**Data for the task**
------------

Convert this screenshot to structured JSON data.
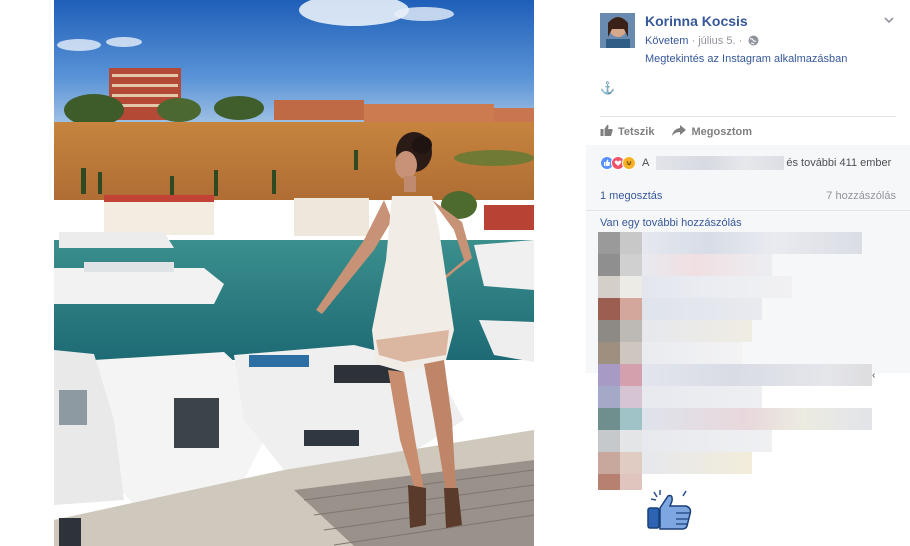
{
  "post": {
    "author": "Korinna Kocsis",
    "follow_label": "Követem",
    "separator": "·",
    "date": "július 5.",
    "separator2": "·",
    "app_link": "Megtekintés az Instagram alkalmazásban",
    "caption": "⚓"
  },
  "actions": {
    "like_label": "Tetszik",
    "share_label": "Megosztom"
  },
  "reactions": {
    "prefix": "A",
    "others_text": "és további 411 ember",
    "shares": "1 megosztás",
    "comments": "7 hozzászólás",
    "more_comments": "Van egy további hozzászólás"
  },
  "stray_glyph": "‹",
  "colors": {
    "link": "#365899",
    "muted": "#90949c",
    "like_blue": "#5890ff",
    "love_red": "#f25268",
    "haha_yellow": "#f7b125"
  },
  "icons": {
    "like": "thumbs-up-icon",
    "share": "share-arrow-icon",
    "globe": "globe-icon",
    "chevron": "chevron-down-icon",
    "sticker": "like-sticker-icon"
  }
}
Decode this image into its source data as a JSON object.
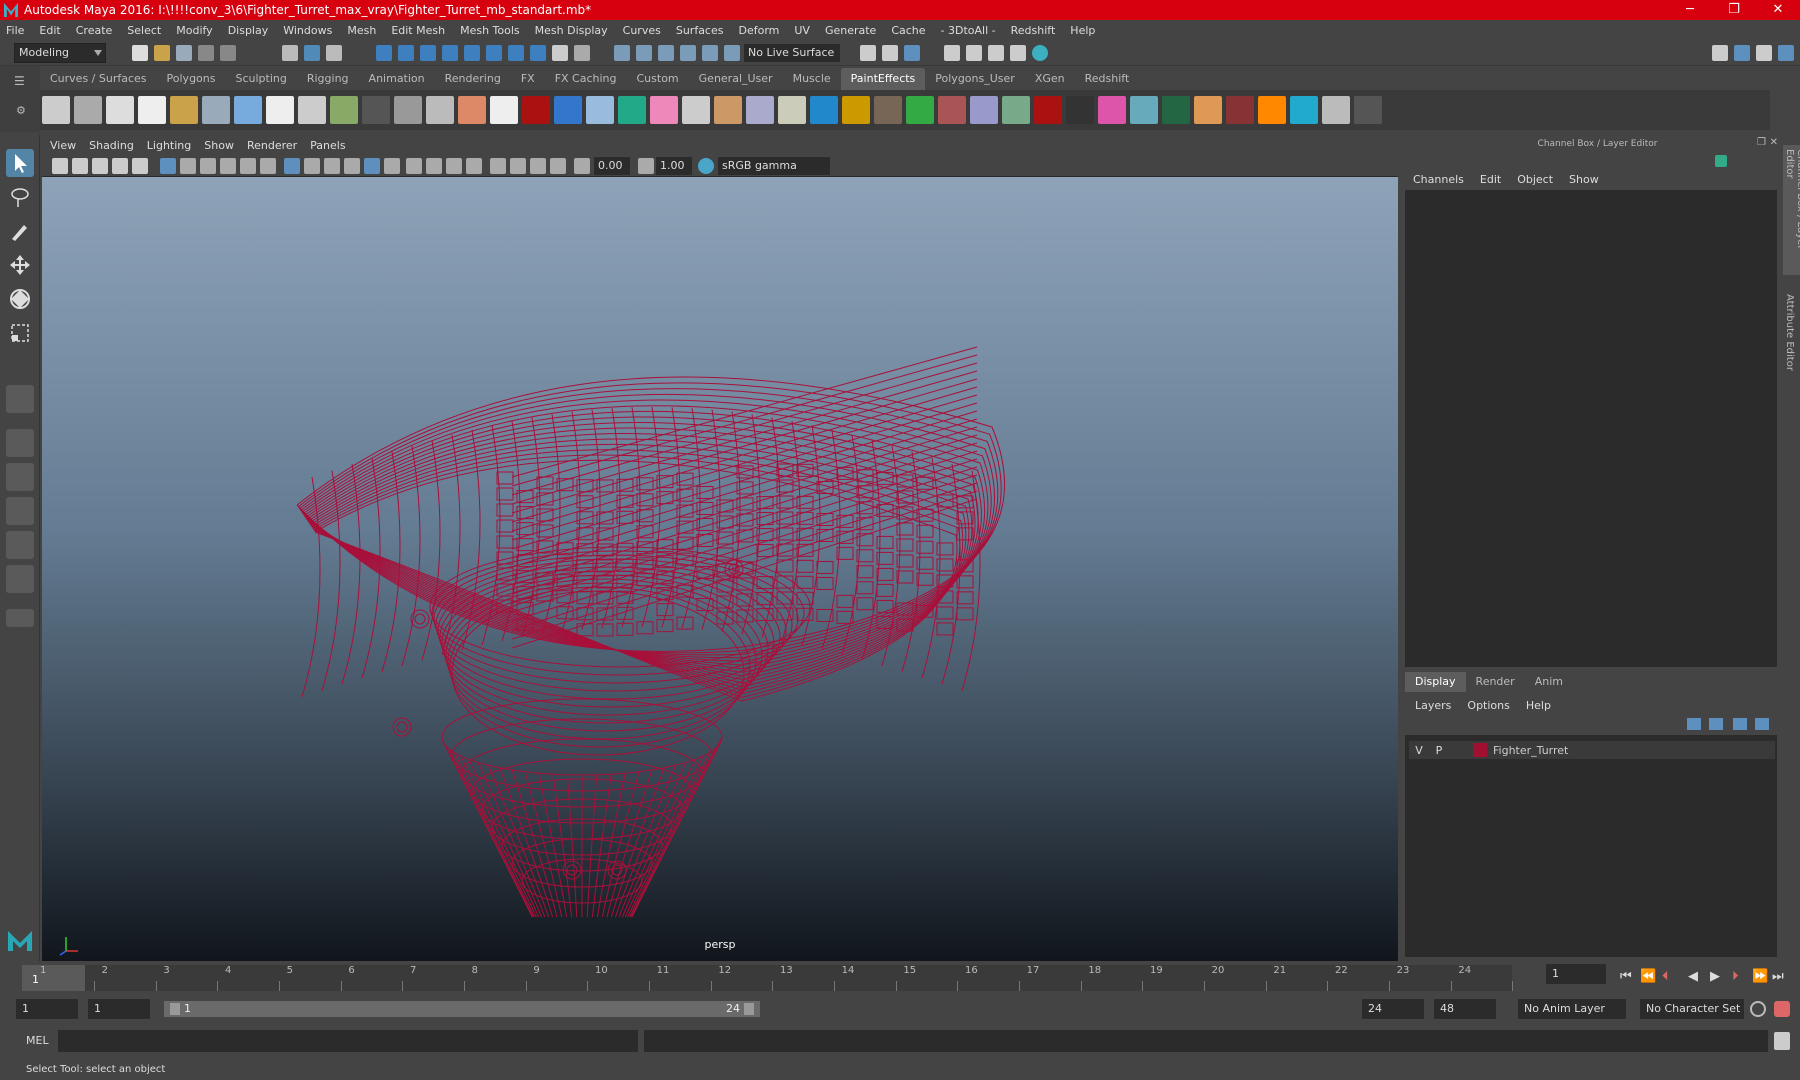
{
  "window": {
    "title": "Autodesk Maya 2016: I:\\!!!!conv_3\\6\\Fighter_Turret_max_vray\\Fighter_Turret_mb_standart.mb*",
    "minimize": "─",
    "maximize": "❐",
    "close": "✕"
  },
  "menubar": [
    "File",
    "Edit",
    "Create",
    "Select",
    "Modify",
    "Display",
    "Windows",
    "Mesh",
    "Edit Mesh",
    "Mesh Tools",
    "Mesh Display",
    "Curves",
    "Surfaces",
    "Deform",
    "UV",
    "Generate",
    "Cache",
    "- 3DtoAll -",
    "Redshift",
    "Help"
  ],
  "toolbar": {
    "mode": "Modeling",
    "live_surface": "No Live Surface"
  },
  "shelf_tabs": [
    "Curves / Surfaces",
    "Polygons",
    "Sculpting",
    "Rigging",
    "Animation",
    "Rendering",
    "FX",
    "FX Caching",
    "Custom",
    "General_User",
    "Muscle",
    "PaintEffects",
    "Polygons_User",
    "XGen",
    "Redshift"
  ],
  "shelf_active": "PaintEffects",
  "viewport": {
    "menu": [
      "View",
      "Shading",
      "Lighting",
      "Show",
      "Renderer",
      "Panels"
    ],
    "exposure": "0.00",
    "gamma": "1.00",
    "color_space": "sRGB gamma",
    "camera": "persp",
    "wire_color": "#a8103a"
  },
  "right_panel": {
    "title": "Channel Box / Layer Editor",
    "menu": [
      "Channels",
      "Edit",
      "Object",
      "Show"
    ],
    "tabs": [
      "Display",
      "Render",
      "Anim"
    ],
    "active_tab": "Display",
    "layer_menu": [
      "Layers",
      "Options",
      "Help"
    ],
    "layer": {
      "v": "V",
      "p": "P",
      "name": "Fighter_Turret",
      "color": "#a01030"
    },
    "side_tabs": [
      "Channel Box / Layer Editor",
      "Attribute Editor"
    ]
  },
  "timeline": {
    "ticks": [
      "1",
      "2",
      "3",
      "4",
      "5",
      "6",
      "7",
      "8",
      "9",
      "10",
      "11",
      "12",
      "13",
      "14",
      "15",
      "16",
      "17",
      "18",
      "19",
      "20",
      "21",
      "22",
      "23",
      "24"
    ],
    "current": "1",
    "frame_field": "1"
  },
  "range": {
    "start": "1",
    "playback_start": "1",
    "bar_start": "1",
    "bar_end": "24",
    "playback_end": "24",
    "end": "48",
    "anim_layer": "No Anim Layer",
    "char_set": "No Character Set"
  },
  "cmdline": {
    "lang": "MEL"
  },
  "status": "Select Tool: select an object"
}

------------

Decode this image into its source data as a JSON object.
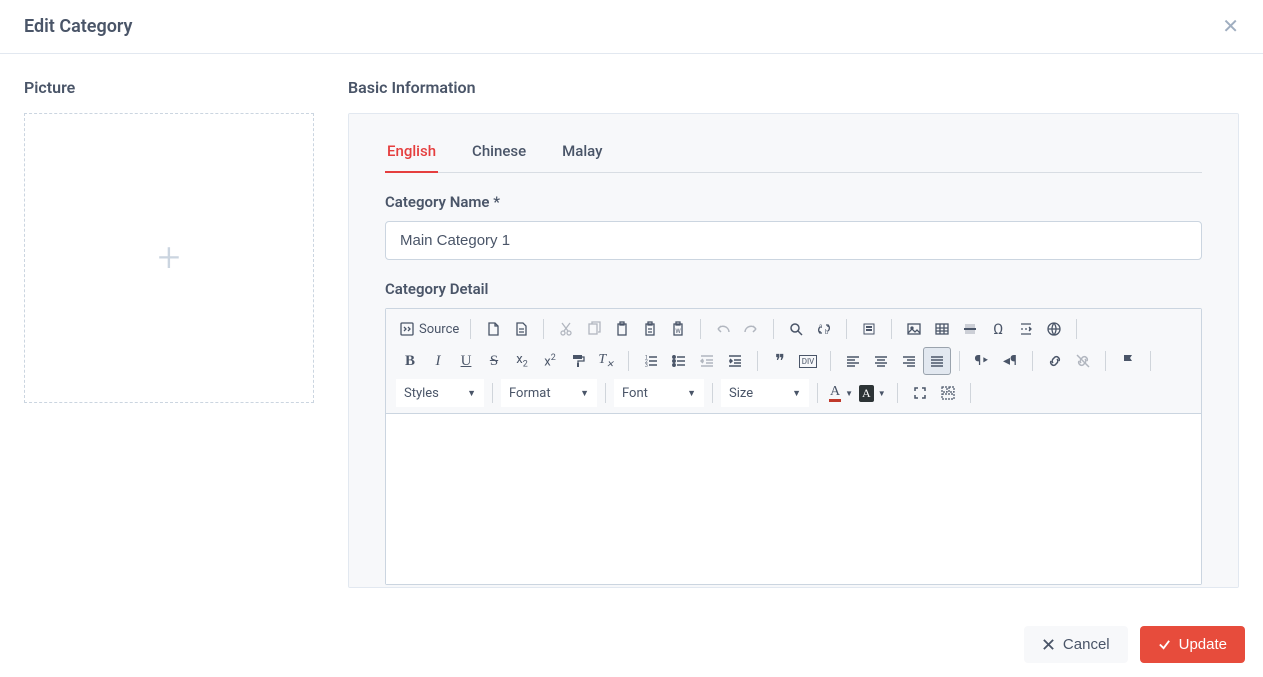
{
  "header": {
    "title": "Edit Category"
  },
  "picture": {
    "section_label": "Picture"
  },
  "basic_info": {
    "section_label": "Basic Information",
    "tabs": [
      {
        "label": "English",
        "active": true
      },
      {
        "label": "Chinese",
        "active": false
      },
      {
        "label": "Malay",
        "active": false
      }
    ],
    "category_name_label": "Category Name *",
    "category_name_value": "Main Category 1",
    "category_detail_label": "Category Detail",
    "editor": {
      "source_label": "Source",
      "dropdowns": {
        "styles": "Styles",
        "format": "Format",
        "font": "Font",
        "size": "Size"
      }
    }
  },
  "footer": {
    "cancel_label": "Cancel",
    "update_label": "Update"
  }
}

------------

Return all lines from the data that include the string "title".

    "title": "Autodesk Maya 2016: I:\\!!!!conv_3\\6\\Fighter_Turret_max_vray\\Fighter_Turret_mb_standart.mb*",
    "title": "Channel Box / Layer Editor",
    "title": "Edit Category"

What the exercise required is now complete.